- _Task item_
Work out how many lines of the data below hold the string "screenshot". Answer with that number alone.

- _Dataset_
####

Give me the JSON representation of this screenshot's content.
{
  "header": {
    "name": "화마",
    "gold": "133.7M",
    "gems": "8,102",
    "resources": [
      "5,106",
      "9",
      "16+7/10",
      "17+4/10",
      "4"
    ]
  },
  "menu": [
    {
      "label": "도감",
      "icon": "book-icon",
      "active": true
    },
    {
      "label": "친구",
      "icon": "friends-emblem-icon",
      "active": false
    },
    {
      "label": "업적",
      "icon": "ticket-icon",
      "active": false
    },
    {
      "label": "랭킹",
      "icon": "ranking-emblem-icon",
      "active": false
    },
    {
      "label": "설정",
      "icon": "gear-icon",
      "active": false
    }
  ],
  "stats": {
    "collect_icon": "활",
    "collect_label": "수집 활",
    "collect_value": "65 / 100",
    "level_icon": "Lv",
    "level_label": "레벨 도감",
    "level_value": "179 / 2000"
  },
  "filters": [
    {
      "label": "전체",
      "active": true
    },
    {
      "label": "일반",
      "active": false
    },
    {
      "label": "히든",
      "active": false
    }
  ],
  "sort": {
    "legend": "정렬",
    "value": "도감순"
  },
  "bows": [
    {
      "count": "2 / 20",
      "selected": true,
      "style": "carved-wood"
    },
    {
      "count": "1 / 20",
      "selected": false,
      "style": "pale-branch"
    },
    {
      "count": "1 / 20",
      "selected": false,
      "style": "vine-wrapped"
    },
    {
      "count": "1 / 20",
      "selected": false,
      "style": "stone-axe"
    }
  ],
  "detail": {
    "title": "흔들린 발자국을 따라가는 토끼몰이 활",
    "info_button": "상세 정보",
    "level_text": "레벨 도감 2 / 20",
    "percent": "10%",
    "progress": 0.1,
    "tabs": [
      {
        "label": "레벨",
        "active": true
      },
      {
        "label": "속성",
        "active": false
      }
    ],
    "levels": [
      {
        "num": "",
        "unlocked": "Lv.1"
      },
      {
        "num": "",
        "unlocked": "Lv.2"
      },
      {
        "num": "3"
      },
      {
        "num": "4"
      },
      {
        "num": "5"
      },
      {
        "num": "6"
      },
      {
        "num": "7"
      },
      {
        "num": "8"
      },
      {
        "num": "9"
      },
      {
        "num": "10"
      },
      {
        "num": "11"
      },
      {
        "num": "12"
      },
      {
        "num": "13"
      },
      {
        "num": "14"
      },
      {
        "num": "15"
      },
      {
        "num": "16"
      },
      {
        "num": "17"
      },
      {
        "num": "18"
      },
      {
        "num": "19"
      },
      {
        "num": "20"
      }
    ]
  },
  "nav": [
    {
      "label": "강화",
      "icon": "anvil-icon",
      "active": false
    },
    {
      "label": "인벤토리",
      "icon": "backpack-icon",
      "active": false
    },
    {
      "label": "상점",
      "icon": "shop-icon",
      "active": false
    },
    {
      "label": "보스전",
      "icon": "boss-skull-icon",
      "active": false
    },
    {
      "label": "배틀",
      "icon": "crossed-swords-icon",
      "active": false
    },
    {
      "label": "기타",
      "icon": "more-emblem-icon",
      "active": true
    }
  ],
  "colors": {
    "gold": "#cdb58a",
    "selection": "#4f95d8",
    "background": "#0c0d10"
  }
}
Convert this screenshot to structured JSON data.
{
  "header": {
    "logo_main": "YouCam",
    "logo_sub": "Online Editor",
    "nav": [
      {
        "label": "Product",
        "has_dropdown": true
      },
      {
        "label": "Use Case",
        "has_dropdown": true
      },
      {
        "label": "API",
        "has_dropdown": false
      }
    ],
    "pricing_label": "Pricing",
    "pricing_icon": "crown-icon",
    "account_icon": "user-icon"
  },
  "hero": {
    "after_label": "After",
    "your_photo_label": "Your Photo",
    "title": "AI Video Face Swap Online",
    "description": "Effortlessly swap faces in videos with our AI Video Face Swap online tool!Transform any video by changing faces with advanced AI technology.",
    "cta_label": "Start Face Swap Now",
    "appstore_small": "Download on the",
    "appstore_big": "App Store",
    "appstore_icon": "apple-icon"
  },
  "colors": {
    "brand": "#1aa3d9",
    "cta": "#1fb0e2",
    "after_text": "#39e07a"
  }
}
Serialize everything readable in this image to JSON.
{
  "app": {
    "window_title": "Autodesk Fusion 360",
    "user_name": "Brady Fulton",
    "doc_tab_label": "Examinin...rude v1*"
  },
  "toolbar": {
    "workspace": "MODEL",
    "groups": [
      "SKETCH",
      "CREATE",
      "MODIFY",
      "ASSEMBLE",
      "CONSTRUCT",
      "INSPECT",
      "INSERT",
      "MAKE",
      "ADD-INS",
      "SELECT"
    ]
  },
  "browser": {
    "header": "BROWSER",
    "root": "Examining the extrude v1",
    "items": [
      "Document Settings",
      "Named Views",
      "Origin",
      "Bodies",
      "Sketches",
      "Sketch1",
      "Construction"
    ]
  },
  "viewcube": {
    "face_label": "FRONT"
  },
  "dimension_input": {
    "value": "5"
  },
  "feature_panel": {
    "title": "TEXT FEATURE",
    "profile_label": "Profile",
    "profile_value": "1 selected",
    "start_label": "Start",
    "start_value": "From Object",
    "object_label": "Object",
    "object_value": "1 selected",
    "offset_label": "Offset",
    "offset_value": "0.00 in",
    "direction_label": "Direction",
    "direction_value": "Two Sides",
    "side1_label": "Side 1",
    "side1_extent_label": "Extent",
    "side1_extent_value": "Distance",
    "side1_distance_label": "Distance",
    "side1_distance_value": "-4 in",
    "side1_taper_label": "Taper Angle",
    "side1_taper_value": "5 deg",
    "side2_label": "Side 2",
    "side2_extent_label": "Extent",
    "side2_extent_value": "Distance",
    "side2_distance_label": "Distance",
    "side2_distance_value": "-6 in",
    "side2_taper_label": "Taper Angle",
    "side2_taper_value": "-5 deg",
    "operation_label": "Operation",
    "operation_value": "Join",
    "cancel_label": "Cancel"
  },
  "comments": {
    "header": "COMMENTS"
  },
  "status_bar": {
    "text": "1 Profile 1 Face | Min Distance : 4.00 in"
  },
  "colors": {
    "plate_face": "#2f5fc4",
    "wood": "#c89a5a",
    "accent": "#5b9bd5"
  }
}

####

- _Answer section_
2